(Records for the exercise begins)
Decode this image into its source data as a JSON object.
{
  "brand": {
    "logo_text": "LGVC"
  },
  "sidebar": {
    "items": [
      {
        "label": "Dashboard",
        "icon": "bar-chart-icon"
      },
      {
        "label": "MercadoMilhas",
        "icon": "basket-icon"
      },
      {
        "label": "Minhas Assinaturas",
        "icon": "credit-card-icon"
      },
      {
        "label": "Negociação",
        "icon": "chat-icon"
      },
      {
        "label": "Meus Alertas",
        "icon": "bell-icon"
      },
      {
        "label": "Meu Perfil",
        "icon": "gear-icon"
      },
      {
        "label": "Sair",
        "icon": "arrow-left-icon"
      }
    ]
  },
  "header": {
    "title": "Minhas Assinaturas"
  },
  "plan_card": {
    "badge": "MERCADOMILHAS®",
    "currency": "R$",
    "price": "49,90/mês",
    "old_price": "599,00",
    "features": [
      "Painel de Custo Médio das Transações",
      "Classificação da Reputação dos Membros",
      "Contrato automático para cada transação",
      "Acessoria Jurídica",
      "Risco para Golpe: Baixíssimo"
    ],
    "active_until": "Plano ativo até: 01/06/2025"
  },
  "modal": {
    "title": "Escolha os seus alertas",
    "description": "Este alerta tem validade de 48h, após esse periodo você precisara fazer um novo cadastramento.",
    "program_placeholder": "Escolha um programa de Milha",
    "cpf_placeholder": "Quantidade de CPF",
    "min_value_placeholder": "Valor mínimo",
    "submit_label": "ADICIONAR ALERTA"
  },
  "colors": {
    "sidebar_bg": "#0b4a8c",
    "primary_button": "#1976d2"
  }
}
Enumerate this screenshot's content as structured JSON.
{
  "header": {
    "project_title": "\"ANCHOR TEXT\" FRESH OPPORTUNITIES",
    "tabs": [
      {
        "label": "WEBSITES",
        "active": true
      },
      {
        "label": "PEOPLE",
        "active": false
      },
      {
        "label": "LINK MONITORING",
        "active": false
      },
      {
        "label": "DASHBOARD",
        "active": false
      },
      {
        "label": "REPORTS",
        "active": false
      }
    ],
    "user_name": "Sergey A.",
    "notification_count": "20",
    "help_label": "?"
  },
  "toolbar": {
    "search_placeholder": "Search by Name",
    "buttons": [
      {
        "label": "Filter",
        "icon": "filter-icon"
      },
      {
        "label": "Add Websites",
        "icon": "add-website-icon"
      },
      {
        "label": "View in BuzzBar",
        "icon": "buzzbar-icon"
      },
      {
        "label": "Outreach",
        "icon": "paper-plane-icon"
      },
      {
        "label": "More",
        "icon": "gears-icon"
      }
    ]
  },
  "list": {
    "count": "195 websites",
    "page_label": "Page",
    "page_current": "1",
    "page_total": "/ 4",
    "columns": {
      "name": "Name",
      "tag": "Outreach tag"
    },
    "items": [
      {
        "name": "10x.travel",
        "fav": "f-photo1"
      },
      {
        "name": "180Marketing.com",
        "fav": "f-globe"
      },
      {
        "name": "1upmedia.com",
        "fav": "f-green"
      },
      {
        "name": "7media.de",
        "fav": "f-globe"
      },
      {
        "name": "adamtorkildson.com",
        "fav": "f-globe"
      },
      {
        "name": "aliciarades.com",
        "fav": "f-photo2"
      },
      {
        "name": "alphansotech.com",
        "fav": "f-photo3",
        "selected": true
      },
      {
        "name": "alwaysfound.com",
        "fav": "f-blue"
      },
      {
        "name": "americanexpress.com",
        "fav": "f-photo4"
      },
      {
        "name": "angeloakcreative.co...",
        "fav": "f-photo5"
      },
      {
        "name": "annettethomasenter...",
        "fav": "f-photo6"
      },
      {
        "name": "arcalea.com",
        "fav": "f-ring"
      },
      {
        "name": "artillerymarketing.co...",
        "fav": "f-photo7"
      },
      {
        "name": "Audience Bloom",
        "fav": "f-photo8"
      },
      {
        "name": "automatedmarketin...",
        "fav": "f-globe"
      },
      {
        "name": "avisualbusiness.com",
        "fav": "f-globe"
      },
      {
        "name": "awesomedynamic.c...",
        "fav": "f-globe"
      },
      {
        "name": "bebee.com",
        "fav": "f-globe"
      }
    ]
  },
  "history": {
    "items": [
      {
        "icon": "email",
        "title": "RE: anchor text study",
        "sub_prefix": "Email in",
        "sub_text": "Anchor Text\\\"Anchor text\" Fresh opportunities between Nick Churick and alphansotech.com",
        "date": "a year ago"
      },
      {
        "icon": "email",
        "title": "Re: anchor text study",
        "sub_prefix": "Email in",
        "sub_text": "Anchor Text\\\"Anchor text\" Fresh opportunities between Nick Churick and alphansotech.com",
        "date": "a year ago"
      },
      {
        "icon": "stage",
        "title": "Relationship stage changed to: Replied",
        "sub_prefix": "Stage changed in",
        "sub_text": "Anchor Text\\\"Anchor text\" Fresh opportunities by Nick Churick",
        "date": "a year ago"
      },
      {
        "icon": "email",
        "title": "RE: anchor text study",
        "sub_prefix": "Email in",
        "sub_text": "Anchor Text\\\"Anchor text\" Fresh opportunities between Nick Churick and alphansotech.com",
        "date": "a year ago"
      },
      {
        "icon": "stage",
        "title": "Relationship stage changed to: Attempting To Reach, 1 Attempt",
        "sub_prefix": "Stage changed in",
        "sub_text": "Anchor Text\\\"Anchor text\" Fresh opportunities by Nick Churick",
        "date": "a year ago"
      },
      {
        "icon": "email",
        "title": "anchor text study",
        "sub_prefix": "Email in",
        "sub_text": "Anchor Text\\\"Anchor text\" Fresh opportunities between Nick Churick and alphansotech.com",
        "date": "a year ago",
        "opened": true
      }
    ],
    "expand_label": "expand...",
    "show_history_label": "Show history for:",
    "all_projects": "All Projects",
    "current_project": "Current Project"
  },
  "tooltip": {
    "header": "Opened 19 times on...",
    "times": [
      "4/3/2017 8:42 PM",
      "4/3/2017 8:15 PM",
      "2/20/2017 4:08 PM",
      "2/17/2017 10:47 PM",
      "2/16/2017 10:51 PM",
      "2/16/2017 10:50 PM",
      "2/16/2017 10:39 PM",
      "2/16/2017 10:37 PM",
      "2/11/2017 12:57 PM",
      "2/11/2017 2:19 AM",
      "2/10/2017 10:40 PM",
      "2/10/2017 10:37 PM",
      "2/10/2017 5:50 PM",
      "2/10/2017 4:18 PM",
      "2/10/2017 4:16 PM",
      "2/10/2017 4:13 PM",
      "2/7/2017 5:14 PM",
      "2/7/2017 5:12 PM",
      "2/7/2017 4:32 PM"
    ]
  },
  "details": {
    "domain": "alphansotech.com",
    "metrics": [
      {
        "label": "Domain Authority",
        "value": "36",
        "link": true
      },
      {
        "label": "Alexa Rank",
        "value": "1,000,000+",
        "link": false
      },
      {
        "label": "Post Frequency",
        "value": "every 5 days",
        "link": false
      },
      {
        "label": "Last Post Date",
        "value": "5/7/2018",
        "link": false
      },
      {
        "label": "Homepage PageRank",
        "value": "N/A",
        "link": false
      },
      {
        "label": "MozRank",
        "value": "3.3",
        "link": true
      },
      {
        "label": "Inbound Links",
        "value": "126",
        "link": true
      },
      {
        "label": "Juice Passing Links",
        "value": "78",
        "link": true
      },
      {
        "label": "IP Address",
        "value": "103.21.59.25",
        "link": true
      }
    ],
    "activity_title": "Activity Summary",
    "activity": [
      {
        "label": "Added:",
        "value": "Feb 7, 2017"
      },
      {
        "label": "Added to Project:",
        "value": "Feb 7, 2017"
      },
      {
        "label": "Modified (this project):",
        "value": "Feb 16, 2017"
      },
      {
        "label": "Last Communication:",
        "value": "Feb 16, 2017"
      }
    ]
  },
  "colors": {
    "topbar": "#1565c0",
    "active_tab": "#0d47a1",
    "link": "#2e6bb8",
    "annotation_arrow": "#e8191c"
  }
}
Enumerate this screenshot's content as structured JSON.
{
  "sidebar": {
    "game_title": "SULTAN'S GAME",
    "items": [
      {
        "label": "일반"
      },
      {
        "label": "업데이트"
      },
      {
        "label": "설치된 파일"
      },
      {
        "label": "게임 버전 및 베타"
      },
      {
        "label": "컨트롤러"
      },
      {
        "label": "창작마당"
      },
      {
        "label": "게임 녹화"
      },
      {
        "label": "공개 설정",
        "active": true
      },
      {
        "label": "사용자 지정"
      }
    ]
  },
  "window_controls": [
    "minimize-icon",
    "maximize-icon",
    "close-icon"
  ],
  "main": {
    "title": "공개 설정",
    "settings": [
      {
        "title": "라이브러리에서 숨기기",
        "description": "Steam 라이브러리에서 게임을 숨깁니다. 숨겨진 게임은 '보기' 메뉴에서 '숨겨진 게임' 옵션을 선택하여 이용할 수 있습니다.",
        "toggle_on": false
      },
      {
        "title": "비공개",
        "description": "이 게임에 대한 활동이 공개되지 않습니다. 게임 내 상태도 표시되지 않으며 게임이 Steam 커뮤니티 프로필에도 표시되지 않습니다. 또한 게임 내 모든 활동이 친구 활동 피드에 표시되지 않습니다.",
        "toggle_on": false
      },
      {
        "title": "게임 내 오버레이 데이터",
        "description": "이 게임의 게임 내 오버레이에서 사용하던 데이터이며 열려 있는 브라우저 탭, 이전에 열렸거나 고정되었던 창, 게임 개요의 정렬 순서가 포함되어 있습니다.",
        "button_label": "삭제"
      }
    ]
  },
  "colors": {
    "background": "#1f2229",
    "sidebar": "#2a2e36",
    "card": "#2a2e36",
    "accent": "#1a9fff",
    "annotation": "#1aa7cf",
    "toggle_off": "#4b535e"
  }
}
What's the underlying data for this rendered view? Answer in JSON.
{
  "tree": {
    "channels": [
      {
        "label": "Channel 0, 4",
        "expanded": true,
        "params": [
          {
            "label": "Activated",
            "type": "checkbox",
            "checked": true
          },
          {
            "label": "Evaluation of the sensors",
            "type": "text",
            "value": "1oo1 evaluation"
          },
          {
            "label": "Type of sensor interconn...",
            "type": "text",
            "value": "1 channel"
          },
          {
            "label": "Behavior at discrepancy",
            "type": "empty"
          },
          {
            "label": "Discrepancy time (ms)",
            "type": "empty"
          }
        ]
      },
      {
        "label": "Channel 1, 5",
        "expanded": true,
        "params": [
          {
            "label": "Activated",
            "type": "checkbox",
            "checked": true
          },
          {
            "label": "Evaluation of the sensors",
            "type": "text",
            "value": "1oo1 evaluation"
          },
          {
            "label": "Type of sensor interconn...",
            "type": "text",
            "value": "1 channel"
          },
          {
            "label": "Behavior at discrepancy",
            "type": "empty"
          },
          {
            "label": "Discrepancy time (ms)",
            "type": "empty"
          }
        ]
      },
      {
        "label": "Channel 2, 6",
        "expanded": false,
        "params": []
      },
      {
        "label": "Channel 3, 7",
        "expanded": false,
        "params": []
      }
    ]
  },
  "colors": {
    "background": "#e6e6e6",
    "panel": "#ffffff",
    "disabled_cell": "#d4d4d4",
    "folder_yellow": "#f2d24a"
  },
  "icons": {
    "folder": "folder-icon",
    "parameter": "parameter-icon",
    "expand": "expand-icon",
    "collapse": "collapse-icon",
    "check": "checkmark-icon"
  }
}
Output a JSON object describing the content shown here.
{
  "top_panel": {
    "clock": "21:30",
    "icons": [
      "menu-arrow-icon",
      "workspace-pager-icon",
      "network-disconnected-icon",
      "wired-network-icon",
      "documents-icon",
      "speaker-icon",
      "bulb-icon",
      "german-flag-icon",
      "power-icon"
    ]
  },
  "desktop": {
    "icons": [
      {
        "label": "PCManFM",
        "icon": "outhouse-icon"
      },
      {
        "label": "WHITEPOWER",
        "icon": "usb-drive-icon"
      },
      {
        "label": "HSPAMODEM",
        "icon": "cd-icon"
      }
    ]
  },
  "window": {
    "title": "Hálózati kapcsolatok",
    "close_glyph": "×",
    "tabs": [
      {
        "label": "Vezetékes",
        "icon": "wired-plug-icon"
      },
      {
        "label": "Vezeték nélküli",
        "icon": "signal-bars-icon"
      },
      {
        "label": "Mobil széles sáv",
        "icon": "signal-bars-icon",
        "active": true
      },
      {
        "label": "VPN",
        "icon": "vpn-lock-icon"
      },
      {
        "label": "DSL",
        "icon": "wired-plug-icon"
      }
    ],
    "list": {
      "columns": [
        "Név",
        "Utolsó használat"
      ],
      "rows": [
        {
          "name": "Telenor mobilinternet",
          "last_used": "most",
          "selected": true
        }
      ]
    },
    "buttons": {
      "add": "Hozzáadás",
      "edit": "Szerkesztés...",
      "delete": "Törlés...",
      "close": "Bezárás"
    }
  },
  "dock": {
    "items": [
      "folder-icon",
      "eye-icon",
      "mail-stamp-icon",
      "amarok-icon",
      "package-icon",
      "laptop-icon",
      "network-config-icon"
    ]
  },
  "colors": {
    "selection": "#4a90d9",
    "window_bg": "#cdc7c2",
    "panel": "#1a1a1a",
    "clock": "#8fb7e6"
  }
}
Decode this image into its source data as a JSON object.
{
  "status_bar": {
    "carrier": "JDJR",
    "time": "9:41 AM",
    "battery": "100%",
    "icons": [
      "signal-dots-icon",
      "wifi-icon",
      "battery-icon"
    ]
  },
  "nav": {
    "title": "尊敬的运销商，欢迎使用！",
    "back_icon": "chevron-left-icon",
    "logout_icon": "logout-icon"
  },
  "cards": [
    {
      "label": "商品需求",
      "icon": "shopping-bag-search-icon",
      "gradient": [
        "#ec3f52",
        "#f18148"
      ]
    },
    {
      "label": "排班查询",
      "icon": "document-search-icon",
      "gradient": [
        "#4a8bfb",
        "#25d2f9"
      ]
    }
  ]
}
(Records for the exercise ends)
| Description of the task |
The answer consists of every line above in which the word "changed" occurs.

| Response |
        "title": "Relationship stage changed to: Replied",
        "sub_prefix": "Stage changed in",
        "title": "Relationship stage changed to: Attempting To Reach, 1 Attempt",
        "sub_prefix": "Stage changed in",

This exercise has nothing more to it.